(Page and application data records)
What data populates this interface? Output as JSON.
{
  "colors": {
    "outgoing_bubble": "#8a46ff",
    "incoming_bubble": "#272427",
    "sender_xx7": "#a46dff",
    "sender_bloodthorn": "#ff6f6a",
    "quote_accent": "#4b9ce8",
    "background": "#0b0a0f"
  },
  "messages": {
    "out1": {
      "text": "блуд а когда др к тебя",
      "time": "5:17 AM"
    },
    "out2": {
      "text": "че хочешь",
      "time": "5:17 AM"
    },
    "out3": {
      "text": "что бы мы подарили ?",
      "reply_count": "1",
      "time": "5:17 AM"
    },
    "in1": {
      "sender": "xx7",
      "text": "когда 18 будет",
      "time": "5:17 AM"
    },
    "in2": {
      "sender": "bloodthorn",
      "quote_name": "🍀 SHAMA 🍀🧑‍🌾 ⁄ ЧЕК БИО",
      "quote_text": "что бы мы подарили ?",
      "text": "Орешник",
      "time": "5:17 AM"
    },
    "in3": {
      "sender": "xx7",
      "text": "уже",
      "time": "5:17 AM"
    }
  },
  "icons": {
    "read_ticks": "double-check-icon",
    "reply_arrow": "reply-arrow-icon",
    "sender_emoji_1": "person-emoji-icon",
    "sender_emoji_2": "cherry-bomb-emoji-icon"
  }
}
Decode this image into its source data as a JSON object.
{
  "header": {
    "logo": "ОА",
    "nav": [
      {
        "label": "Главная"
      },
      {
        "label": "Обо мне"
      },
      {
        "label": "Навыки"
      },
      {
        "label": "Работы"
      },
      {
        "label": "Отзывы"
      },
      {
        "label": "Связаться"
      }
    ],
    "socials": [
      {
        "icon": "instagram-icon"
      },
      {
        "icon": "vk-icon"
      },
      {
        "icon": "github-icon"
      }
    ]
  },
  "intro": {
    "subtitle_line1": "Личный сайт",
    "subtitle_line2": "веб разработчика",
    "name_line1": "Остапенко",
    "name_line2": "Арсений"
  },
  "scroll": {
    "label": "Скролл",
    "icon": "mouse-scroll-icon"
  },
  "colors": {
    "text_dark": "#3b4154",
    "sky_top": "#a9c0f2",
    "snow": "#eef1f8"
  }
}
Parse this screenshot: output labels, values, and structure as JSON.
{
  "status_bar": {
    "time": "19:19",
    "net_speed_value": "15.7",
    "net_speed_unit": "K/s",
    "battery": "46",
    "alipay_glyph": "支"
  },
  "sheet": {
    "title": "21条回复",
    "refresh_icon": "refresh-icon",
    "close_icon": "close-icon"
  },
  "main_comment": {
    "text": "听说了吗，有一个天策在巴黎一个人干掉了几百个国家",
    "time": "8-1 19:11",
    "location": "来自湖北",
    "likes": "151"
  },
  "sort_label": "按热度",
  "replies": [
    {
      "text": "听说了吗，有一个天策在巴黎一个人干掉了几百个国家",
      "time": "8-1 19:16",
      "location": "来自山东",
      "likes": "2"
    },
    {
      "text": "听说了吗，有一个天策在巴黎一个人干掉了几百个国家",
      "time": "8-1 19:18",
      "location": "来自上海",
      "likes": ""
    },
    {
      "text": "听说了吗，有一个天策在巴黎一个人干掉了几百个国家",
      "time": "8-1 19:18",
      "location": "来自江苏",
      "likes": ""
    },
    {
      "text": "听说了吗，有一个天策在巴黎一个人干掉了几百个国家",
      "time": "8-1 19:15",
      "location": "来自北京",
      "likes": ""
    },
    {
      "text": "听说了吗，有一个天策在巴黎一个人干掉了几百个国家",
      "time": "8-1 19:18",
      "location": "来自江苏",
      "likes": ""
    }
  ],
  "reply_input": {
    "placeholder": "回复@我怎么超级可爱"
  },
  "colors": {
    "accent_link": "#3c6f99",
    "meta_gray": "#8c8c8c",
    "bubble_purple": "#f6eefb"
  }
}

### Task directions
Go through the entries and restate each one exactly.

### Result of the exercise
What data populates this interface? Output as JSON.
{
  "colors": {
    "outgoing_bubble": "#8a46ff",
    "incoming_bubble": "#272427",
    "sender_xx7": "#a46dff",
    "sender_bloodthorn": "#ff6f6a",
    "quote_accent": "#4b9ce8",
    "background": "#0b0a0f"
  },
  "messages": {
    "out1": {
      "text": "блуд а когда др к тебя",
      "time": "5:17 AM"
    },
    "out2": {
      "text": "че хочешь",
      "time": "5:17 AM"
    },
    "out3": {
      "text": "что бы мы подарили ?",
      "reply_count": "1",
      "time": "5:17 AM"
    },
    "in1": {
      "sender": "xx7",
      "text": "когда 18 будет",
      "time": "5:17 AM"
    },
    "in2": {
      "sender": "bloodthorn",
      "quote_name": "🍀 SHAMA 🍀🧑‍🌾 ⁄ ЧЕК БИО",
      "quote_text": "что бы мы подарили ?",
      "text": "Орешник",
      "time": "5:17 AM"
    },
    "in3": {
      "sender": "xx7",
      "text": "уже",
      "time": "5:17 AM"
    }
  },
  "icons": {
    "read_ticks": "double-check-icon",
    "reply_arrow": "reply-arrow-icon",
    "sender_emoji_1": "person-emoji-icon",
    "sender_emoji_2": "cherry-bomb-emoji-icon"
  }
}
Decode this image into its source data as a JSON object.
{
  "header": {
    "logo": "ОА",
    "nav": [
      {
        "label": "Главная"
      },
      {
        "label": "Обо мне"
      },
      {
        "label": "Навыки"
      },
      {
        "label": "Работы"
      },
      {
        "label": "Отзывы"
      },
      {
        "label": "Связаться"
      }
    ],
    "socials": [
      {
        "icon": "instagram-icon"
      },
      {
        "icon": "vk-icon"
      },
      {
        "icon": "github-icon"
      }
    ]
  },
  "intro": {
    "subtitle_line1": "Личный сайт",
    "subtitle_line2": "веб разработчика",
    "name_line1": "Остапенко",
    "name_line2": "Арсений"
  },
  "scroll": {
    "label": "Скролл",
    "icon": "mouse-scroll-icon"
  },
  "colors": {
    "text_dark": "#3b4154",
    "sky_top": "#a9c0f2",
    "snow": "#eef1f8"
  }
}
Parse this screenshot: output labels, values, and structure as JSON.
{
  "status_bar": {
    "time": "19:19",
    "net_speed_value": "15.7",
    "net_speed_unit": "K/s",
    "battery": "46",
    "alipay_glyph": "支"
  },
  "sheet": {
    "title": "21条回复",
    "refresh_icon": "refresh-icon",
    "close_icon": "close-icon"
  },
  "main_comment": {
    "text": "听说了吗，有一个天策在巴黎一个人干掉了几百个国家",
    "time": "8-1 19:11",
    "location": "来自湖北",
    "likes": "151"
  },
  "sort_label": "按热度",
  "replies": [
    {
      "text": "听说了吗，有一个天策在巴黎一个人干掉了几百个国家",
      "time": "8-1 19:16",
      "location": "来自山东",
      "likes": "2"
    },
    {
      "text": "听说了吗，有一个天策在巴黎一个人干掉了几百个国家",
      "time": "8-1 19:18",
      "location": "来自上海",
      "likes": ""
    },
    {
      "text": "听说了吗，有一个天策在巴黎一个人干掉了几百个国家",
      "time": "8-1 19:18",
      "location": "来自江苏",
      "likes": ""
    },
    {
      "text": "听说了吗，有一个天策在巴黎一个人干掉了几百个国家",
      "time": "8-1 19:15",
      "location": "来自北京",
      "likes": ""
    },
    {
      "text": "听说了吗，有一个天策在巴黎一个人干掉了几百个国家",
      "time": "8-1 19:18",
      "location": "来自江苏",
      "likes": ""
    }
  ],
  "reply_input": {
    "placeholder": "回复@我怎么超级可爱"
  },
  "colors": {
    "accent_link": "#3c6f99",
    "meta_gray": "#8c8c8c",
    "bubble_purple": "#f6eefb"
  }
}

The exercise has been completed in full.